Thomas Bates didn’t like variety. He worked at the same job for forty-five years, and whenever a new worker tried to call him Tom, Thomas set the fellow straight. “Name’s Thomas. Always has been, always will be.”
After Thomas’s reluctant retirement, Marsha, put meals on the table at the same times every day, and they ate a revolving menu that never varied from week to week. Bedtime, rising, chores, outings, golf—always at the same times and same places, year after year. Whenever one of their television shows was cancelled or changed time slots, it took Thomas half the season to adjust.
Every weekend since their two children had left home and moved to different states, they’d eaten with the Millers, their next-door neighbors, on Saturday nights, alternating weekends at each house. If a holiday or the Millers’ vacation interrupted the schedule, Marsha set the table for four and made a toast to their missing guests. And then—tragedy. Their good dinner buddies, also retired people, pulled up stakes and moved to a retirement villa in Florida. Thomas was… Well, you can imagine.

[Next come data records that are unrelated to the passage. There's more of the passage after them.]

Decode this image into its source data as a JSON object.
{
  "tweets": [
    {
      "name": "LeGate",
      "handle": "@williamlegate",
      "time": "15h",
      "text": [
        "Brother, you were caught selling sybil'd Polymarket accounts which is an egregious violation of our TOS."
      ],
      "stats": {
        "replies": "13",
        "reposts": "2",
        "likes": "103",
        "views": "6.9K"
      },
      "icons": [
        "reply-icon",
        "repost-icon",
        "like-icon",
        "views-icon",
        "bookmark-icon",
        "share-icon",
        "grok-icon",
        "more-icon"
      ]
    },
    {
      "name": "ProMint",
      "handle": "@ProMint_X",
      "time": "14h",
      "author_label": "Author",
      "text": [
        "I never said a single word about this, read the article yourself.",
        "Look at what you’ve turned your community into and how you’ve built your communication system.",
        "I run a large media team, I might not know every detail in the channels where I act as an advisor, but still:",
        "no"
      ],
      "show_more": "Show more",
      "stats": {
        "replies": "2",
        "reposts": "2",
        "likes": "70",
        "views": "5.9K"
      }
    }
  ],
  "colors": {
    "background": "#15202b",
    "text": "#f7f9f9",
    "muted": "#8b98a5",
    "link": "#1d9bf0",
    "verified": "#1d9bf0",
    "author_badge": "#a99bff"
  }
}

The Millers called, e-mailed, and sent cards inviting Thomas and Marsha to visit. “It’s green and warm, and there are lovely places to visit. We’ll take you to our favorite lunch spot, right on the beach, for seafood,” they said.
Whenever Marsha showed him the invitations or brought up the subject of visiting their very best friends, Thomas shook his head as if repelling a pesky mosquito. But every Saturday evening he sat at the table with such a forlorn look on his face that Marsha made plans on her own. She purchased airline tickets and arranged the visit with the Millers. Her husband couldn’t refuse to go. Part of his routine involved never wasting money.

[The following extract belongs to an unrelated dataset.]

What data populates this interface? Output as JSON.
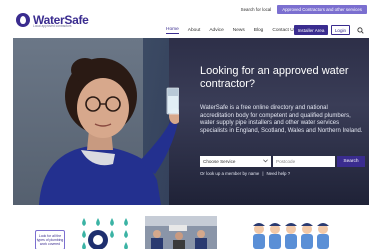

Thomas spent a whole week sleeping in a strange bed, eating new cuisine, and experiencing new places. The four friends dipped their feet in the ocean, ate key lime pie during the afternoon, saw an amazing sea turtle, and laughed a lot.
On the Saturday evening after their return from Florida, Marsha made dinner and set the table in their accustomed way. Thomas frowned when he looked at the extra table settings.
“We should ask the new neighbors over one night,” he said. “After all, we deserve a little variety in life.”